Super recognizable unicorn expert: oh, I haven’t heard about it.
See? You’re an expert too. You researched your topic thoroughly. You have your own perspective and experience. Value yourself because the truth is everybody sucks at something (or at most things) and nobody knows everything.
Focus on what matters
I was trying many things to become recognizable in the community.
I tried YouTube. It’s super hard for me, requires a lot of skills and time, and although I’m not done with it yet, it outgrew me temporarily.
I tried Instagram Stories, mainly to get comfortable in front of the camera. Guess what? I’m comfortable in front of the camera now and still, nobody knows me.
You know why those things didn’t work? Because I went to the wrong place. Event organizers don’t give a dime about your Instagram account. Nor about your YouTube channel (unless it’s big enough). So what do they care about?
Twitter. Hands down, Twitter is the go-to platform for IT communities (at least internationally. If you focus on Poland specifically, I’d recommend Facebook instead). Literally, organizers go and check your Twitter account. Do you have a good number of followers? If not, they’re not inviting you.
Medium. Organizers are checking your publications online. Did you write? How much? How often? How many readers did you manage to attract? And it’s primarily Medium, although you can try other platforms like dev.to or popular sites like Smashing Magazine or CSS Tricks.
Recordings of past talks. If organizers have a chance to watch your past talks on YouTube and get a feeling of what they can expect, they’re much more willing to invite you. If you want to speak at conferences, look for meetups that publish recorded talks on YouTube afterward (dev.js Warsaw is the one that even had a professional cameraman!).
Pro-tip: normally during meetups, I’d recommend speaking in attendees’ mother tongue — this helps to engage the audience. But if your talk is going to be recorded, you better choose English.
Have a mission
I got invited to 14 meetups in 11 different cities (not counting Netguru Tech Talks and FrontendCon).
This means I failed. I didn’t speak at every frontend-related meetup in Poland in 2018. But that’s not the point.
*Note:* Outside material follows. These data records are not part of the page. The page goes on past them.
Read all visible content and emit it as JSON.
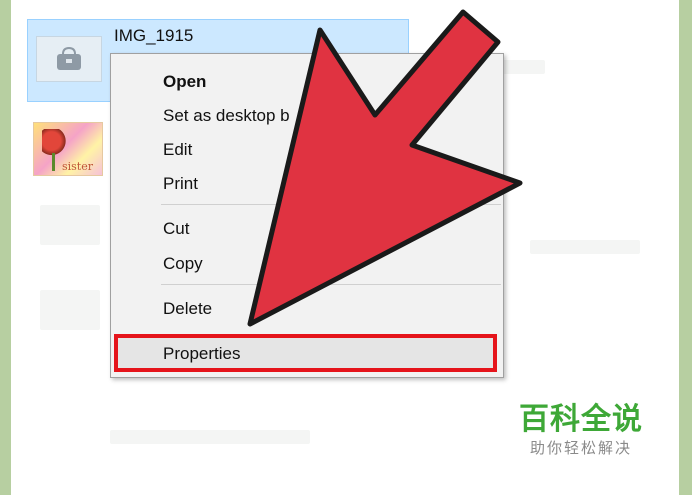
{
  "file": {
    "name": "IMG_1915"
  },
  "second_file": {
    "caption": "sister"
  },
  "context_menu": {
    "open": "Open",
    "set_as_desktop": "Set as desktop b",
    "edit": "Edit",
    "print": "Print",
    "cut": "Cut",
    "copy": "Copy",
    "delete": "Delete",
    "properties": "Properties"
  },
  "watermark": {
    "title": "百科全说",
    "subtitle": "助你轻松解决"
  },
  "colors": {
    "highlight_border": "#e5141b",
    "arrow_fill": "#e03341",
    "selection_bg": "#cce8ff",
    "logo_green": "#3ea837"
  },
  "icons": {
    "file_icon": "bag-image-icon",
    "pointer": "red-arrow-icon"
  }
}
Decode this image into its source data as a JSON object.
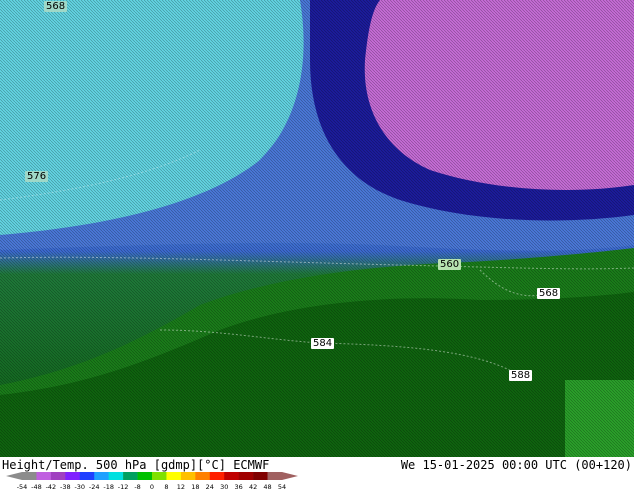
{
  "footer": {
    "left_title": "Height/Temp. 500 hPa [gdmp][°C] ECMWF",
    "right_time": "We 15-01-2025 00:00 UTC (00+120)"
  },
  "contour_labels": [
    {
      "text": "568",
      "bg": "#9fd8c8"
    },
    {
      "text": "576",
      "bg": "#9fd8c8"
    },
    {
      "text": "560",
      "bg": "#b7e3b0"
    },
    {
      "text": "568",
      "bg": "#ffffff"
    },
    {
      "text": "584",
      "bg": "#ffffff"
    },
    {
      "text": "588",
      "bg": "#ffffff"
    }
  ],
  "color_scale": {
    "ticks": [
      "-54",
      "-48",
      "-42",
      "-38",
      "-30",
      "-24",
      "-18",
      "-12",
      "-8",
      "0",
      "8",
      "12",
      "18",
      "24",
      "30",
      "36",
      "42",
      "48",
      "54"
    ],
    "colors": [
      "#8c8c8c",
      "#c060e0",
      "#a040c0",
      "#8020ff",
      "#2040ff",
      "#20a0ff",
      "#00e0e0",
      "#00a060",
      "#00c000",
      "#80e000",
      "#ffff00",
      "#ffc000",
      "#ff8000",
      "#ff2000",
      "#c00000",
      "#a00000",
      "#800000",
      "#a06060"
    ]
  },
  "colors": {
    "cold_core": "#c86fd8",
    "deep_blue": "#1a1aa0",
    "mid_blue": "#4a7ad8",
    "cyan": "#5ad0e0",
    "green_dark": "#0a5a0a",
    "green_mid": "#1e8a1e"
  }
}
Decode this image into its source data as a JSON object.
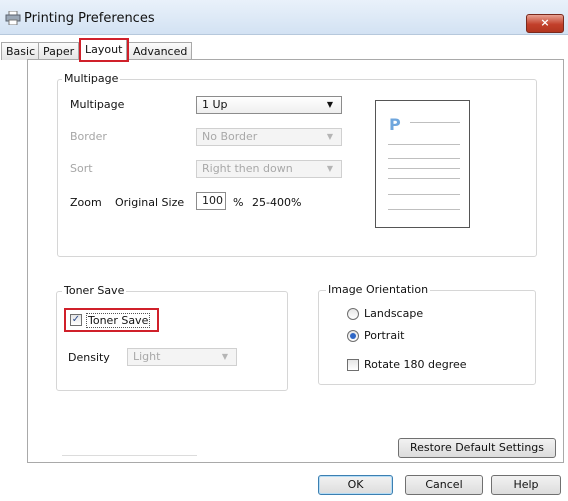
{
  "window": {
    "title": "Printing Preferences",
    "close_label": "×"
  },
  "tabs": [
    {
      "label": "Basic"
    },
    {
      "label": "Paper"
    },
    {
      "label": "Layout",
      "active": true
    },
    {
      "label": "Advanced"
    }
  ],
  "multipage": {
    "group_title": "Multipage",
    "multipage_label": "Multipage",
    "multipage_value": "1 Up",
    "border_label": "Border",
    "border_value": "No Border",
    "sort_label": "Sort",
    "sort_value": "Right then down",
    "zoom_label": "Zoom",
    "zoom_mode": "Original Size",
    "zoom_value": "100",
    "zoom_unit": "%",
    "zoom_range": "25-400%",
    "preview_letter": "P"
  },
  "toner_save": {
    "group_title": "Toner Save",
    "checkbox_label": "Toner Save",
    "checked": true,
    "density_label": "Density",
    "density_value": "Light"
  },
  "orientation": {
    "group_title": "Image Orientation",
    "landscape_label": "Landscape",
    "portrait_label": "Portrait",
    "selected": "Portrait",
    "rotate_label": "Rotate 180 degree",
    "rotate_checked": false
  },
  "buttons": {
    "restore": "Restore Default Settings",
    "ok": "OK",
    "cancel": "Cancel",
    "help": "Help"
  },
  "colors": {
    "highlight": "#d0202a",
    "accent": "#2f67c6"
  }
}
The mission was there to drive my actions, to give me direction, and to create uncertainty that makes others cheer me on and help me. The mission was there to show the world that I’m dedicated, committed, and am not going away any time soon. The mission was there to get me on stage at an international conference. The mission was there to be big enough so that I could unleash my full potential.
Do I cry that I failed? Should I give up and stop trying? No! I’d rather fail having a big, ambitious mission, than celebrate accomplishing a small, mediocre goal.
Look, without this big mission, none of the above would’ve happened. I wouldn’t have met all those amazing people, listened to all those talks, learned all those things. I wouldn’t have spoken at FrontendCon and you wouldn’t be reading this.
If you’re going to fail, make sure you fail doing something worth your effort. Have a mission. Ask if your mission is crazy enough. Go big. Unleash your potential ✌️